### What the task requires
Repeat the records below exactly, leaving out any pictures.

++++ Supplied material ++++

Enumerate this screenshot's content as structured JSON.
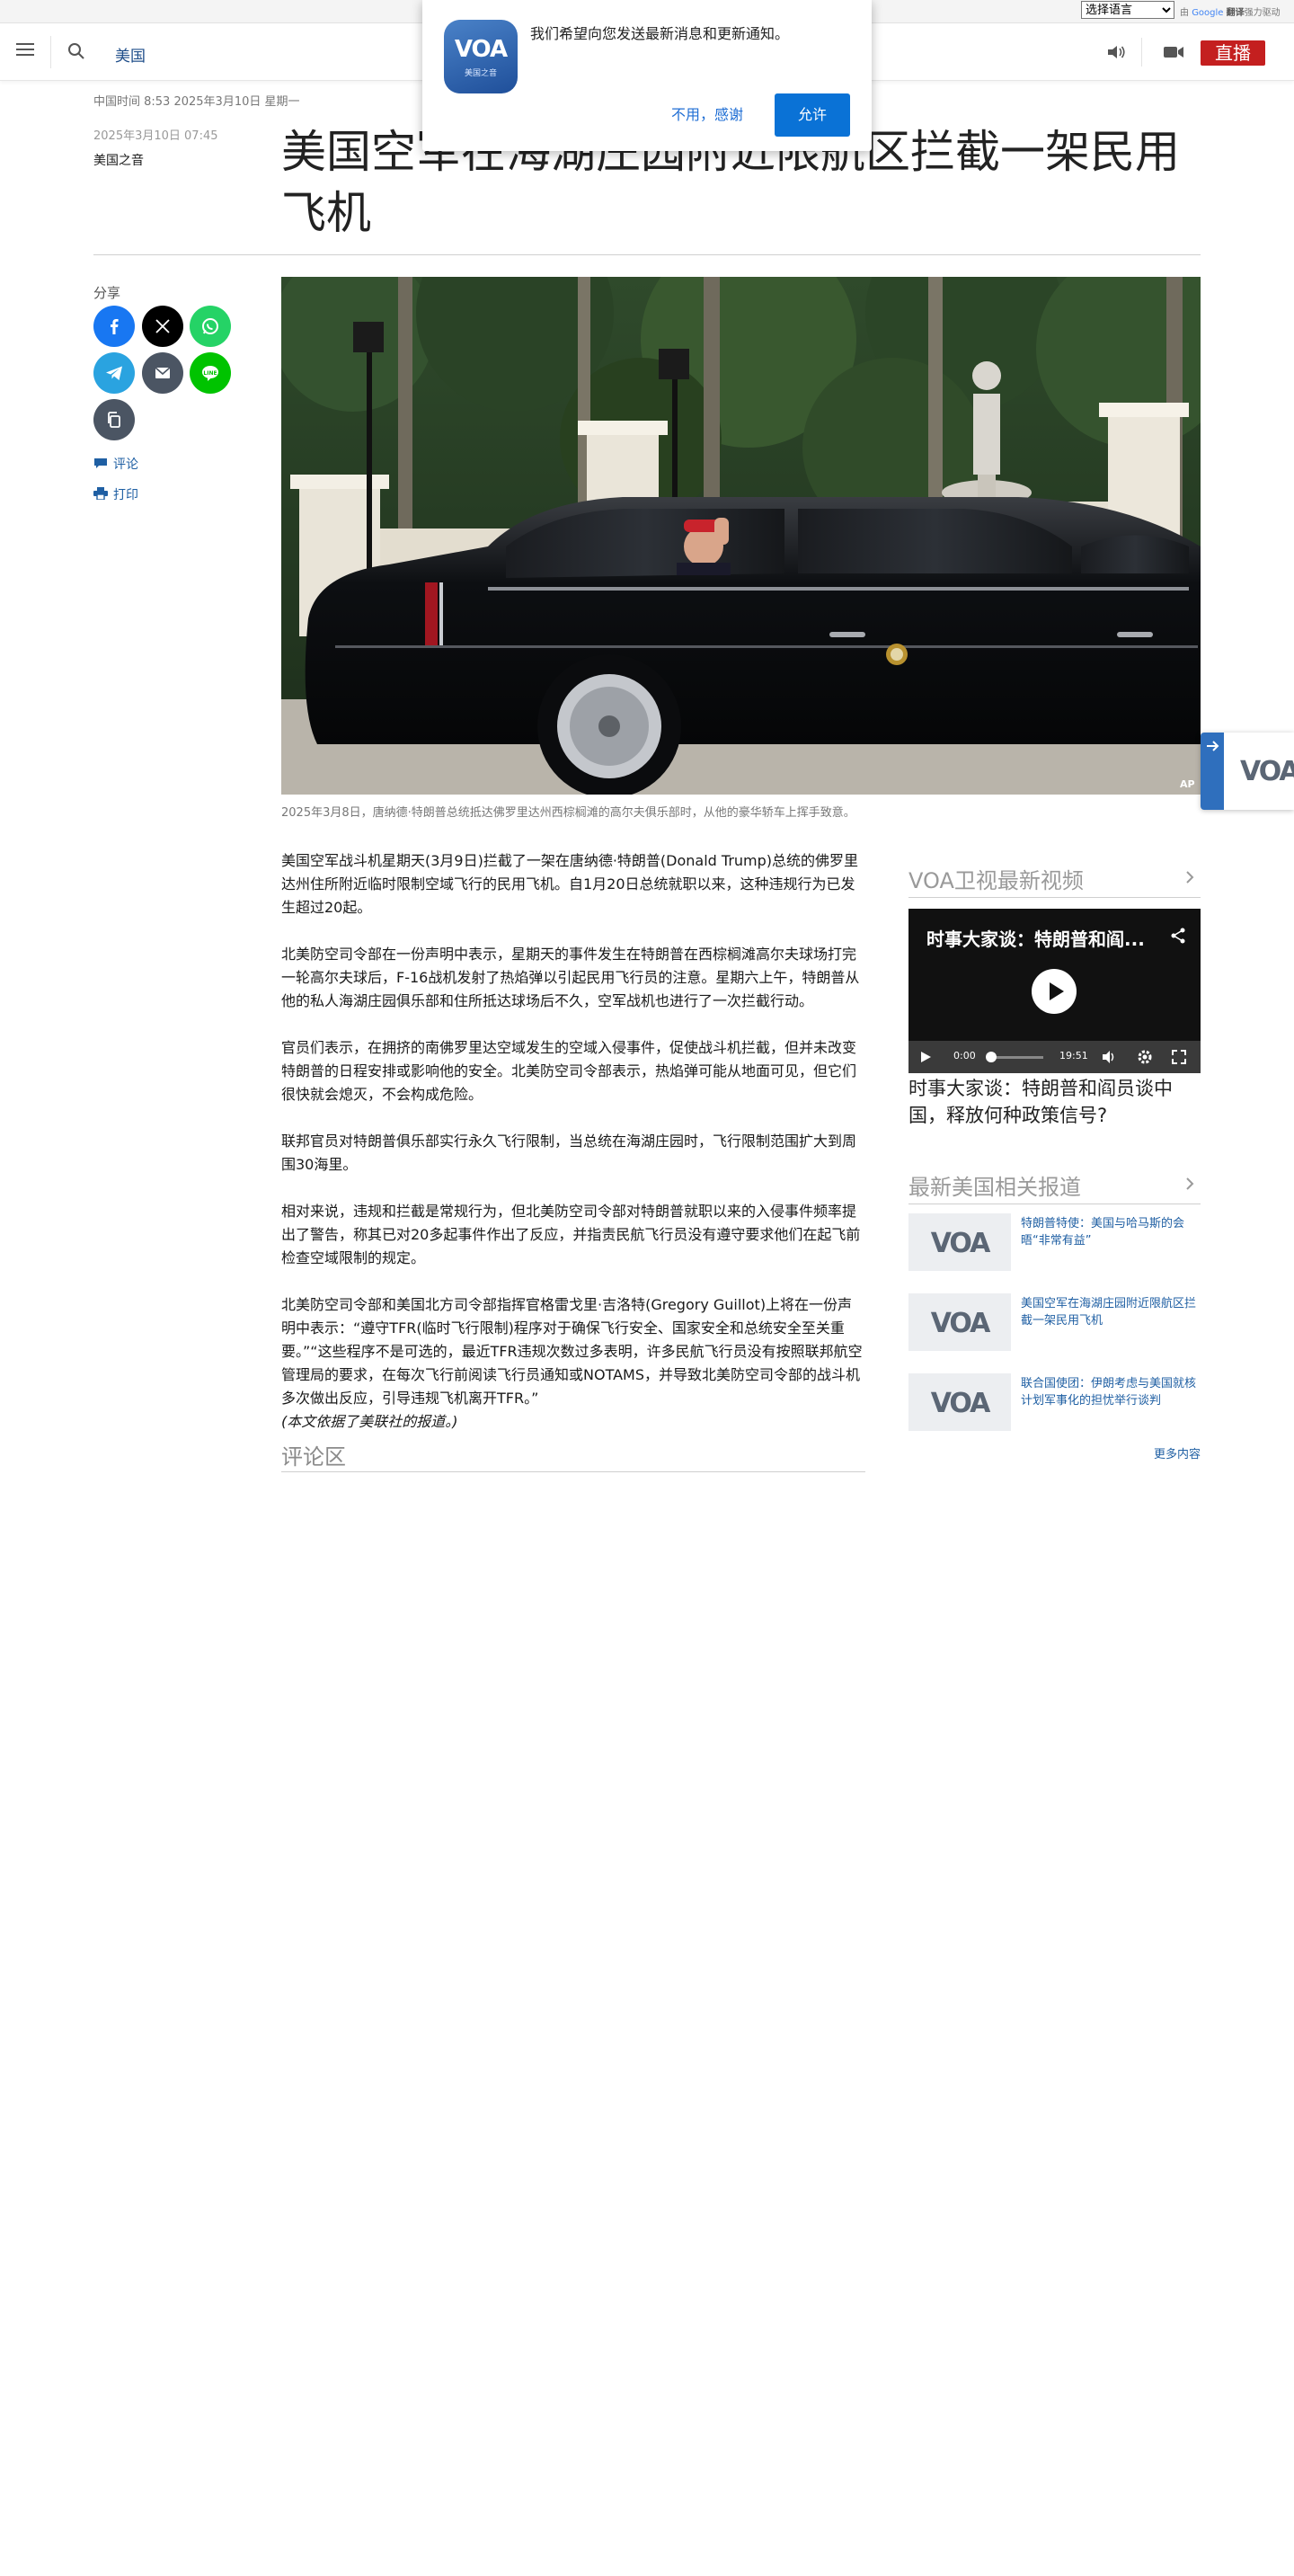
{
  "translate": {
    "select_value": "选择语言",
    "powered_prefix": "由",
    "powered_google": "Google",
    "powered_suffix": "翻译",
    "powered_tail": "强力驱动"
  },
  "header": {
    "section": "美国",
    "live_label": "直播"
  },
  "notification": {
    "message": "我们希望向您发送最新消息和更新通知。",
    "deny_label": "不用，感谢",
    "allow_label": "允许",
    "logo_text": "VOA",
    "logo_sub": "美国之音"
  },
  "dateline": "中国时间 8:53 2025年3月10日 星期一",
  "article": {
    "date": "2025年3月10日 07:45",
    "author": "美国之音",
    "title": "美国空军在海湖庄园附近限航区拦截一架民用飞机",
    "caption": "2025年3月8日，唐纳德·特朗普总统抵达佛罗里达州西棕榈滩的高尔夫俱乐部时，从他的豪华轿车上挥手致意。",
    "image_credit": "AP",
    "paragraphs": [
      "美国空军战斗机星期天(3月9日)拦截了一架在唐纳德·特朗普(Donald Trump)总统的佛罗里达州住所附近临时限制空域飞行的民用飞机。自1月20日总统就职以来，这种违规行为已发生超过20起。",
      "北美防空司令部在一份声明中表示，星期天的事件发生在特朗普在西棕榈滩高尔夫球场打完一轮高尔夫球后，F-16战机发射了热焰弹以引起民用飞行员的注意。星期六上午，特朗普从他的私人海湖庄园俱乐部和住所抵达球场后不久，空军战机也进行了一次拦截行动。",
      "官员们表示，在拥挤的南佛罗里达空域发生的空域入侵事件，促使战斗机拦截，但并未改变特朗普的日程安排或影响他的安全。北美防空司令部表示，热焰弹可能从地面可见，但它们很快就会熄灭，不会构成危险。",
      "联邦官员对特朗普俱乐部实行永久飞行限制，当总统在海湖庄园时，飞行限制范围扩大到周围30海里。",
      "相对来说，违规和拦截是常规行为，但北美防空司令部对特朗普就职以来的入侵事件频率提出了警告，称其已对20多起事件作出了反应，并指责民航飞行员没有遵守要求他们在起飞前检查空域限制的规定。",
      "北美防空司令部和美国北方司令部指挥官格雷戈里·吉洛特(Gregory Guillot)上将在一份声明中表示：“遵守TFR(临时飞行限制)程序对于确保飞行安全、国家安全和总统安全至关重要。”“这些程序不是可选的，最近TFR违规次数过多表明，许多民航飞行员没有按照联邦航空管理局的要求，在每次飞行前阅读飞行员通知或NOTAMS，并导致北美防空司令部的战斗机多次做出反应，引导违规飞机离开TFR。”"
    ],
    "note": "(本文依据了美联社的报道。)"
  },
  "share": {
    "label": "分享",
    "comment_label": "评论",
    "print_label": "打印"
  },
  "comments": {
    "title": "评论区"
  },
  "sidebar": {
    "video_heading": "VOA卫视最新视频",
    "video_title": "时事大家谈：特朗普和阎...",
    "video_time_current": "0:00",
    "video_time_total": "19:51",
    "video_caption": "时事大家谈：特朗普和阎员谈中国，释放何种政策信号?",
    "related_heading": "最新美国相关报道",
    "related": [
      {
        "title": "特朗普特使：美国与哈马斯的会晤“非常有益”",
        "thumb": "VOA"
      },
      {
        "title": "美国空军在海湖庄园附近限航区拦截一架民用飞机",
        "thumb": "VOA"
      },
      {
        "title": "联合国使团：伊朗考虑与美国就核计划军事化的担忧举行谈判",
        "thumb": "VOA"
      }
    ],
    "more_label": "更多内容"
  },
  "float_tab": {
    "logo": "VOA"
  },
  "colors": {
    "accent_blue": "#1f5fa3",
    "live_red": "#c41f1f",
    "allow_blue": "#0a72d6",
    "facebook": "#1877f2",
    "x": "#000000",
    "whatsapp": "#25d366",
    "telegram": "#2aa3e0",
    "email": "#4b5563",
    "line": "#00c300",
    "copy": "#4b5563"
  },
  "icons": [
    "hamburger-icon",
    "search-icon",
    "speaker-icon",
    "video-camera-icon",
    "facebook-icon",
    "x-icon",
    "whatsapp-icon",
    "telegram-icon",
    "email-icon",
    "line-icon",
    "copy-icon",
    "comment-icon",
    "print-icon",
    "share-icon",
    "play-icon",
    "chevron-right-icon"
  ]
}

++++

### Answer section
Enumerate this screenshot's content as structured JSON.
{
  "translate": {
    "select_value": "选择语言",
    "powered_prefix": "由",
    "powered_google": "Google",
    "powered_suffix": "翻译",
    "powered_tail": "强力驱动"
  },
  "header": {
    "section": "美国",
    "live_label": "直播"
  },
  "notification": {
    "message": "我们希望向您发送最新消息和更新通知。",
    "deny_label": "不用，感谢",
    "allow_label": "允许",
    "logo_text": "VOA",
    "logo_sub": "美国之音"
  },
  "dateline": "中国时间 8:53 2025年3月10日 星期一",
  "article": {
    "date": "2025年3月10日 07:45",
    "author": "美国之音",
    "title": "美国空军在海湖庄园附近限航区拦截一架民用飞机",
    "caption": "2025年3月8日，唐纳德·特朗普总统抵达佛罗里达州西棕榈滩的高尔夫俱乐部时，从他的豪华轿车上挥手致意。",
    "image_credit": "AP",
    "paragraphs": [
      "美国空军战斗机星期天(3月9日)拦截了一架在唐纳德·特朗普(Donald Trump)总统的佛罗里达州住所附近临时限制空域飞行的民用飞机。自1月20日总统就职以来，这种违规行为已发生超过20起。",
      "北美防空司令部在一份声明中表示，星期天的事件发生在特朗普在西棕榈滩高尔夫球场打完一轮高尔夫球后，F-16战机发射了热焰弹以引起民用飞行员的注意。星期六上午，特朗普从他的私人海湖庄园俱乐部和住所抵达球场后不久，空军战机也进行了一次拦截行动。",
      "官员们表示，在拥挤的南佛罗里达空域发生的空域入侵事件，促使战斗机拦截，但并未改变特朗普的日程安排或影响他的安全。北美防空司令部表示，热焰弹可能从地面可见，但它们很快就会熄灭，不会构成危险。",
      "联邦官员对特朗普俱乐部实行永久飞行限制，当总统在海湖庄园时，飞行限制范围扩大到周围30海里。",
      "相对来说，违规和拦截是常规行为，但北美防空司令部对特朗普就职以来的入侵事件频率提出了警告，称其已对20多起事件作出了反应，并指责民航飞行员没有遵守要求他们在起飞前检查空域限制的规定。",
      "北美防空司令部和美国北方司令部指挥官格雷戈里·吉洛特(Gregory Guillot)上将在一份声明中表示：“遵守TFR(临时飞行限制)程序对于确保飞行安全、国家安全和总统安全至关重要。”“这些程序不是可选的，最近TFR违规次数过多表明，许多民航飞行员没有按照联邦航空管理局的要求，在每次飞行前阅读飞行员通知或NOTAMS，并导致北美防空司令部的战斗机多次做出反应，引导违规飞机离开TFR。”"
    ],
    "note": "(本文依据了美联社的报道。)"
  },
  "share": {
    "label": "分享",
    "comment_label": "评论",
    "print_label": "打印"
  },
  "comments": {
    "title": "评论区"
  },
  "sidebar": {
    "video_heading": "VOA卫视最新视频",
    "video_title": "时事大家谈：特朗普和阎...",
    "video_time_current": "0:00",
    "video_time_total": "19:51",
    "video_caption": "时事大家谈：特朗普和阎员谈中国，释放何种政策信号?",
    "related_heading": "最新美国相关报道",
    "related": [
      {
        "title": "特朗普特使：美国与哈马斯的会晤“非常有益”",
        "thumb": "VOA"
      },
      {
        "title": "美国空军在海湖庄园附近限航区拦截一架民用飞机",
        "thumb": "VOA"
      },
      {
        "title": "联合国使团：伊朗考虑与美国就核计划军事化的担忧举行谈判",
        "thumb": "VOA"
      }
    ],
    "more_label": "更多内容"
  },
  "float_tab": {
    "logo": "VOA"
  },
  "colors": {
    "accent_blue": "#1f5fa3",
    "live_red": "#c41f1f",
    "allow_blue": "#0a72d6",
    "facebook": "#1877f2",
    "x": "#000000",
    "whatsapp": "#25d366",
    "telegram": "#2aa3e0",
    "email": "#4b5563",
    "line": "#00c300",
    "copy": "#4b5563"
  },
  "icons": [
    "hamburger-icon",
    "search-icon",
    "speaker-icon",
    "video-camera-icon",
    "facebook-icon",
    "x-icon",
    "whatsapp-icon",
    "telegram-icon",
    "email-icon",
    "line-icon",
    "copy-icon",
    "comment-icon",
    "print-icon",
    "share-icon",
    "play-icon",
    "chevron-right-icon"
  ]
}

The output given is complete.